(Data records for software interfaces)
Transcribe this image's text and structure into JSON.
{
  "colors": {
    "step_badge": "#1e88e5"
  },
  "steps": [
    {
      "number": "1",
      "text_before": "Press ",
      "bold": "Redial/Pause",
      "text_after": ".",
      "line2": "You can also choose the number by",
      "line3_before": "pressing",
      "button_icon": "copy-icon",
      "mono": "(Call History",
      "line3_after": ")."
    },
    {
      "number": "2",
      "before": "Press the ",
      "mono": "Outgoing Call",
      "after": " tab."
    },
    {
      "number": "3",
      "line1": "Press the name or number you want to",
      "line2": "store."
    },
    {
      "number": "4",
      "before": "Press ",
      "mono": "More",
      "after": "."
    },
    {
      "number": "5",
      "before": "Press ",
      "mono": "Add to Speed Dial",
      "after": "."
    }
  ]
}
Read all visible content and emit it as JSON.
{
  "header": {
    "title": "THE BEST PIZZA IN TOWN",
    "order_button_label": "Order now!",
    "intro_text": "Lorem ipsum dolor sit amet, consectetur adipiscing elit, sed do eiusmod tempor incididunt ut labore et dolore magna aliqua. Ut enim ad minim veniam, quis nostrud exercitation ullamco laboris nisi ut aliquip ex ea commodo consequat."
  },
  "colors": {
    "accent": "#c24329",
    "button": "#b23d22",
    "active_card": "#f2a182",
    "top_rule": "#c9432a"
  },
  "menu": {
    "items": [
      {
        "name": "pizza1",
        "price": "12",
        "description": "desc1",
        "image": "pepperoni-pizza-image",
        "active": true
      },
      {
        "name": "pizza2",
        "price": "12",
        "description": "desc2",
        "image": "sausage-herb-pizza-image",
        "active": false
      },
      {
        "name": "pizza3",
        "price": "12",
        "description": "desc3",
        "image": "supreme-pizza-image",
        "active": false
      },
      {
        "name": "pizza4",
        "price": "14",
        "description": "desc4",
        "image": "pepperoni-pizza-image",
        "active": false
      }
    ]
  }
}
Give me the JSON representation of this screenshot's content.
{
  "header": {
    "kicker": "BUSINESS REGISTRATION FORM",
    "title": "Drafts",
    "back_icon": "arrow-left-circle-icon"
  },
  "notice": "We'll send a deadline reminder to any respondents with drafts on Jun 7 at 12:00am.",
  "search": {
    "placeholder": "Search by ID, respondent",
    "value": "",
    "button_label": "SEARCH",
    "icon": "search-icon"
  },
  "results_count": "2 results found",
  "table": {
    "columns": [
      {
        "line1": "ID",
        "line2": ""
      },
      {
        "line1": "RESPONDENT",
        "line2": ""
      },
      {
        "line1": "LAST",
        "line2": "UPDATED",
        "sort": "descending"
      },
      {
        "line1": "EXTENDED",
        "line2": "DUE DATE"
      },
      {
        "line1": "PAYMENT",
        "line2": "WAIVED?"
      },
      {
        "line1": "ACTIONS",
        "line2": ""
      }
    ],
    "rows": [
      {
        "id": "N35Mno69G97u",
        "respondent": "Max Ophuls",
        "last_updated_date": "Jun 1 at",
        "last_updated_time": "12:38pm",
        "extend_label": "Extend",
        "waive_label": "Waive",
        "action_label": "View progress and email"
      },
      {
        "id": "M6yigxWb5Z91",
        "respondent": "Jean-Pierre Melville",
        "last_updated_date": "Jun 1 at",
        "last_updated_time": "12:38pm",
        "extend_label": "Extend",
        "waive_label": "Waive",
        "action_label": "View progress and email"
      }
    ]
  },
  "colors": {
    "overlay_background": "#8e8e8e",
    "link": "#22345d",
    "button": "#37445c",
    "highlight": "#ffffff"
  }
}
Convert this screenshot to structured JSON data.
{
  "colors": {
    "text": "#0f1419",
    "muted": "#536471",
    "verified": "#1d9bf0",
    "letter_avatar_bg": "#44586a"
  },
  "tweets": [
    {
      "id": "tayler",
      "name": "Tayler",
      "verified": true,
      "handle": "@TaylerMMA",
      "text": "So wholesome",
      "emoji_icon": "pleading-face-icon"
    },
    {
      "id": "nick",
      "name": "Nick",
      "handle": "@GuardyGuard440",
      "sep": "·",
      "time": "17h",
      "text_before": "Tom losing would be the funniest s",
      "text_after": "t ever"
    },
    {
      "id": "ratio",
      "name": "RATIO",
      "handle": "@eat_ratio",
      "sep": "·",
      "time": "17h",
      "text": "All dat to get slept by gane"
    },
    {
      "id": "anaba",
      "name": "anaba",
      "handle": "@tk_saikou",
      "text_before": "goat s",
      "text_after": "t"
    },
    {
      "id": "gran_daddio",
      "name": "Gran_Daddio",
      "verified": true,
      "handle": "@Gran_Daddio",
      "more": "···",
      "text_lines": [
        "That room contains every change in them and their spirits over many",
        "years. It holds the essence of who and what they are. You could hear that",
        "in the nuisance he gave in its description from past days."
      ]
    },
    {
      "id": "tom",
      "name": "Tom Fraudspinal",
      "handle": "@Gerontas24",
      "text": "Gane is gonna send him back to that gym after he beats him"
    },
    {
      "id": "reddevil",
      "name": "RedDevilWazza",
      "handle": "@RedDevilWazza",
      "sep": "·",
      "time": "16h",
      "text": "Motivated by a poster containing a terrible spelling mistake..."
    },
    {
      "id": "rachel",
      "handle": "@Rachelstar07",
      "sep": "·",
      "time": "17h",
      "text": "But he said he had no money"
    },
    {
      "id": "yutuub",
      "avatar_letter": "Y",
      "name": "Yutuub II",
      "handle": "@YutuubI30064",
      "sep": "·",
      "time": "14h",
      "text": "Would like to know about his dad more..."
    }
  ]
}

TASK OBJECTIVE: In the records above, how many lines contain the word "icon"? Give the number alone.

TASK RESPONSE: 4